The Court further elaborated its permissible condition analysis in Dolan v. City of Tigard, 512 U.S. 374, 114 S.Ct. 2309, 129 L.Ed.2d 304 (1994). In Dolan, a city planning commission granted a permit to develop the applicant's property subject to the condition that the applicant dedicate portions of her property toward the improvement of the area drainage system and a pedestrian/bicycle pathway. 512 U.S. at ----, 114 S.Ct. at 2313. The required dedications were part of a community development code. Id. In contrast to Nollan, in Dolan the Court found that a nexus between the legitimate state interest-commercial development resulting in more runoff and higher traffic concentrations-and the conditions imposed on the permit. In addition to the requisite nexus, the Court went on to require that the city 2 demonstrate that the degree of the extractions demanded in the condition bears “rough proportionality” to the projected impact of the applicant's request. Id. at ---- - ----, 114 S.Ct. at 2318-20. This requirement ensures that the conditioning of a discretionary benefit does not force “some people alone to bear public burdens which, in all fairness and justice, should be borne by the public as a whole” in violation of the Just Compensation Clause. Pennell, 485 U.S. at 9, 108 S.Ct. at 856 (quoting First English Evangelical Lutheran Church of Glendale v. County of Los Angeles, 482 U.S. 304, 318-19, 107 S.Ct. 2378, 2388, 96 L.Ed.2d 250 (1987)).

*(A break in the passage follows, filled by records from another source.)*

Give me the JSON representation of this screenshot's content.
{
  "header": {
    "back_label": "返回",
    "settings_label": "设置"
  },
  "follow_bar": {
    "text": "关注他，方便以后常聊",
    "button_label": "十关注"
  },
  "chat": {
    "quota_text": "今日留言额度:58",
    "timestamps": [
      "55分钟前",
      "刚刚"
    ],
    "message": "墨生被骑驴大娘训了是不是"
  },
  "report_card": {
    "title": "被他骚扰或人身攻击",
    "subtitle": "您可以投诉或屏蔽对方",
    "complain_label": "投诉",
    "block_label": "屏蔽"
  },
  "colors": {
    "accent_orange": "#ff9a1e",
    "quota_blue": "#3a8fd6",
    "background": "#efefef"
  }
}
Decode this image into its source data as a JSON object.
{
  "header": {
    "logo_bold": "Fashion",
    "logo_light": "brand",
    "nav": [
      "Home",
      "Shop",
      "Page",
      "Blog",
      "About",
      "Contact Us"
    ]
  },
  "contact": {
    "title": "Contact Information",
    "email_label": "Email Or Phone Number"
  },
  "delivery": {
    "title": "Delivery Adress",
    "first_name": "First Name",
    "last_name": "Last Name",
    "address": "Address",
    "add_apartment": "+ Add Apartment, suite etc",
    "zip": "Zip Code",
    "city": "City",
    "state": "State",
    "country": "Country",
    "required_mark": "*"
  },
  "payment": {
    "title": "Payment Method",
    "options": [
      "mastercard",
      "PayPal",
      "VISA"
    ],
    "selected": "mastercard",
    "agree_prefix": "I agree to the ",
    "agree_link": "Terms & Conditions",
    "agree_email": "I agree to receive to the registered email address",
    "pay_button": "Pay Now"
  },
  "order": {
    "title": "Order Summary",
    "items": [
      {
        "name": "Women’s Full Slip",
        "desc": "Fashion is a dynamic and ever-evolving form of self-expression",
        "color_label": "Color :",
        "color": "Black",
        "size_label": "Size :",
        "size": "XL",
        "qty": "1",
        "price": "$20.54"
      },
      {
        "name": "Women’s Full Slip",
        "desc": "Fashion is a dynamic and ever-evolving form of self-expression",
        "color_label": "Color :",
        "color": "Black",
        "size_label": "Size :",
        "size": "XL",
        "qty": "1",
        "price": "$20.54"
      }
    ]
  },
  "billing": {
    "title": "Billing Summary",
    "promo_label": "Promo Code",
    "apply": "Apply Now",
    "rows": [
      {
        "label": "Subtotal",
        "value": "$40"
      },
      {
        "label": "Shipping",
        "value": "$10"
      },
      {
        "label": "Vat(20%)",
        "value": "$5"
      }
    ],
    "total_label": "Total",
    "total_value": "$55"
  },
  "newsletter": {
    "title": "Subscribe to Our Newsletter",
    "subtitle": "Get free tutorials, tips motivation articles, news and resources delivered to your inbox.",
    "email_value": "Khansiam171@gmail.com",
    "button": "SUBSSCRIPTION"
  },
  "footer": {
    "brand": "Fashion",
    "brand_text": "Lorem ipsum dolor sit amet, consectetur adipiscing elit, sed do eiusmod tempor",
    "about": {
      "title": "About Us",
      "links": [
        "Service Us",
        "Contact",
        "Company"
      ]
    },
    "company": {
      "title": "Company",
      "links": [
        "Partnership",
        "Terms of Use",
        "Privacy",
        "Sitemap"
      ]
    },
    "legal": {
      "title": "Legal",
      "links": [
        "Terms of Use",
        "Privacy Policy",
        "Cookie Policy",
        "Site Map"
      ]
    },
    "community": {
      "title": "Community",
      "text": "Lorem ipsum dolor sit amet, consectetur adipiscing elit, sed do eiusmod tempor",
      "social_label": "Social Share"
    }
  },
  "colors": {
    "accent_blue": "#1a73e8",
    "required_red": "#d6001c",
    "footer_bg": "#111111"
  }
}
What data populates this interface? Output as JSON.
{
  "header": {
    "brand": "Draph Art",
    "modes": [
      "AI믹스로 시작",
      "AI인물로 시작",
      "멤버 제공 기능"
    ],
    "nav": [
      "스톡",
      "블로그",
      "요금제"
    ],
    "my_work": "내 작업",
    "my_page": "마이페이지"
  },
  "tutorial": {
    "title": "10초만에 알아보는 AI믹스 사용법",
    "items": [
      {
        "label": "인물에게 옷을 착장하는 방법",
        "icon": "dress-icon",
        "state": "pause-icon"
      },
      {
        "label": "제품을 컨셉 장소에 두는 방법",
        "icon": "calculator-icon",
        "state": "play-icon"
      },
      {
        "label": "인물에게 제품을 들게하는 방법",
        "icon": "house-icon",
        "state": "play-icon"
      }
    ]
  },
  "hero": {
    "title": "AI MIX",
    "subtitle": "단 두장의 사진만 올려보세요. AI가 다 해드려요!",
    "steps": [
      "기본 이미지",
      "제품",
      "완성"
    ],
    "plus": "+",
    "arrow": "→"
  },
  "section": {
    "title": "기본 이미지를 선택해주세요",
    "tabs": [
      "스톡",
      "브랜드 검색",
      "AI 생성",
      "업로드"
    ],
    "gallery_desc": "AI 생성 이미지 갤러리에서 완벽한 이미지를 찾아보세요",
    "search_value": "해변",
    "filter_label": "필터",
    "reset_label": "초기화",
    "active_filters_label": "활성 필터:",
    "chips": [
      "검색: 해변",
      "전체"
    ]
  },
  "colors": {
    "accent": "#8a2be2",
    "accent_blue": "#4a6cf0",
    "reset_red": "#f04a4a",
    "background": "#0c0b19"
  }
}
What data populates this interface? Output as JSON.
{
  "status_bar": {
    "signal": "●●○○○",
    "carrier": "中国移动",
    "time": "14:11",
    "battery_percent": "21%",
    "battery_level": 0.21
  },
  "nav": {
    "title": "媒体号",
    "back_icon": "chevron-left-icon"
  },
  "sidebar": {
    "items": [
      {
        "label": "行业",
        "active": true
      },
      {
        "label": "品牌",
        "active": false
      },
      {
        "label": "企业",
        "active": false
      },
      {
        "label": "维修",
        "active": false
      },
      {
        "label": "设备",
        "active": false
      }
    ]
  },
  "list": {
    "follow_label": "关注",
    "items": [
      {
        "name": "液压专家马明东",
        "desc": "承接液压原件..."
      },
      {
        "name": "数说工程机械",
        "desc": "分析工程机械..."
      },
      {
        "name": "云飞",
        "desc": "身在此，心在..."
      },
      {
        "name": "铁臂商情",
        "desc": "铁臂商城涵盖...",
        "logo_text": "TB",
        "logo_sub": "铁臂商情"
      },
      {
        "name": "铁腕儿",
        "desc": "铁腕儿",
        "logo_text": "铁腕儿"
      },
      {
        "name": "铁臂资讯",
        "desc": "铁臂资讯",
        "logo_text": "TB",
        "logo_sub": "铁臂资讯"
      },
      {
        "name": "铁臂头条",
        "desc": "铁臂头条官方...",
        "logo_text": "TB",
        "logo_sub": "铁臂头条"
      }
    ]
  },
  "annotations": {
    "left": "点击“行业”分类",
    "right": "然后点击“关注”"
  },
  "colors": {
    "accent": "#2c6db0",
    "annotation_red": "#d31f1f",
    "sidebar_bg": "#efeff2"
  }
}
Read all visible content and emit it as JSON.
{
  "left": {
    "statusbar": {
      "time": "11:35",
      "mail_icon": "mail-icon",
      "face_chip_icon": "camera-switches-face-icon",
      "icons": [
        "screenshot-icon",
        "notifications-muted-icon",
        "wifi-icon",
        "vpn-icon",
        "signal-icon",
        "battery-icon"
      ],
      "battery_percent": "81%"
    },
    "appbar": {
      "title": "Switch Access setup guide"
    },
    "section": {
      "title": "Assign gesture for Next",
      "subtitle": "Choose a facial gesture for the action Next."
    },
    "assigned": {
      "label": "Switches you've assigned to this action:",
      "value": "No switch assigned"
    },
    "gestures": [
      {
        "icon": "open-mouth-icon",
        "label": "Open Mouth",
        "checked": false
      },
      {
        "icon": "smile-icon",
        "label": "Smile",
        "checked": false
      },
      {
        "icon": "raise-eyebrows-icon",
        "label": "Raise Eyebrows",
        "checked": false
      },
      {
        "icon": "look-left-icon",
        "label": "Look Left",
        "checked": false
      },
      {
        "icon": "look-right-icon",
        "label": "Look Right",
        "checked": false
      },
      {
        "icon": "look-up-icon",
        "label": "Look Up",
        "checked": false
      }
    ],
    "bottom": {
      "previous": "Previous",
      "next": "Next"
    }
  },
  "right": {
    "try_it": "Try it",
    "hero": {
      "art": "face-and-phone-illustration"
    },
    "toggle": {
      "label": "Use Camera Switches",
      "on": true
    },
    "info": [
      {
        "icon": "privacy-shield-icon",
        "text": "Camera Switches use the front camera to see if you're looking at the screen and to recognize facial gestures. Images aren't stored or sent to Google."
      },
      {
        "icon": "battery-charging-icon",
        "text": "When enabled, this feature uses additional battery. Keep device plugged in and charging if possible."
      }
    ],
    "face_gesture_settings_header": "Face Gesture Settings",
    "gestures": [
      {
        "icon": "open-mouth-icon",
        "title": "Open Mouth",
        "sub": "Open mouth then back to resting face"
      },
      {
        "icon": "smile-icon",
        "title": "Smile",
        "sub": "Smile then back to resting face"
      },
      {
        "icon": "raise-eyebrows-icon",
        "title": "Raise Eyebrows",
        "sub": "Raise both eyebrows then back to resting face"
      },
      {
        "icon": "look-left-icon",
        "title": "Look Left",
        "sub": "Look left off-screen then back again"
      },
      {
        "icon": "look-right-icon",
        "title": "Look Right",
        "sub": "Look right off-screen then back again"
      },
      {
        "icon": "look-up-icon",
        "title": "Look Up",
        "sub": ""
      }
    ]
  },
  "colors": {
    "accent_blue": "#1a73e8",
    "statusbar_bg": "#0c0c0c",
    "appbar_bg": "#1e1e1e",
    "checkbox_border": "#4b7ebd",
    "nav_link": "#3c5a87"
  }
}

Given that the allegation of facts might entitle relief in this case, dismissal of this action was inappropriate. The record suggests that Little Rock's staff based its condition on a concern that a different, heavy traffic-producing business could be erected on the property if rezoned.3 The sparsity of the record, however, does not permit an inquiry by this court into the existence of the required nexus or, if a nexus exists, whether the demanded dedication bears some rough proportionality to the projected impact of the proposed rezoning. Therefore, we reverse the district court's dismissal and remand it for further proceedings consistent with this opinion.
1. Appellee objects to the inclusion of certain items within the joint appendix. Appellee's motion to strike those portions is hereby denied.
2. Although the property owner carries the burden of proving that the imposition of the regulatory action violates constitutional norms in cases evaluating most generally applicable zoning regulations, see Keystone Bituminous Coal Ass'n v. DeBenedictis, 480 U.S. 470, 107 S.Ct. 1232, 94 L.Ed.2d 472 (1987), in cases where a city makes an adjudicative decision to condition petitioner's application on an individual parcel, the burden properly rests on the city. Dolan, 512 U.S. at ---- n. 8, 114 S.Ct. at 2320 n. 8.
3. The fact that the current use of the property is “C-3” undercuts the claim that a different “C-3” business, developed in place of the present enterprise, might add to the traffic burden. Cf. W.J. Jones Ins. Trust v. Fort Smith, Ark., 731 F.Supp. 912, 914 (W.D.Ark.1990) (addition of convenience store to a gas station would have a de minimis impact on traffic burden).
HEANEY, Circuit Judge.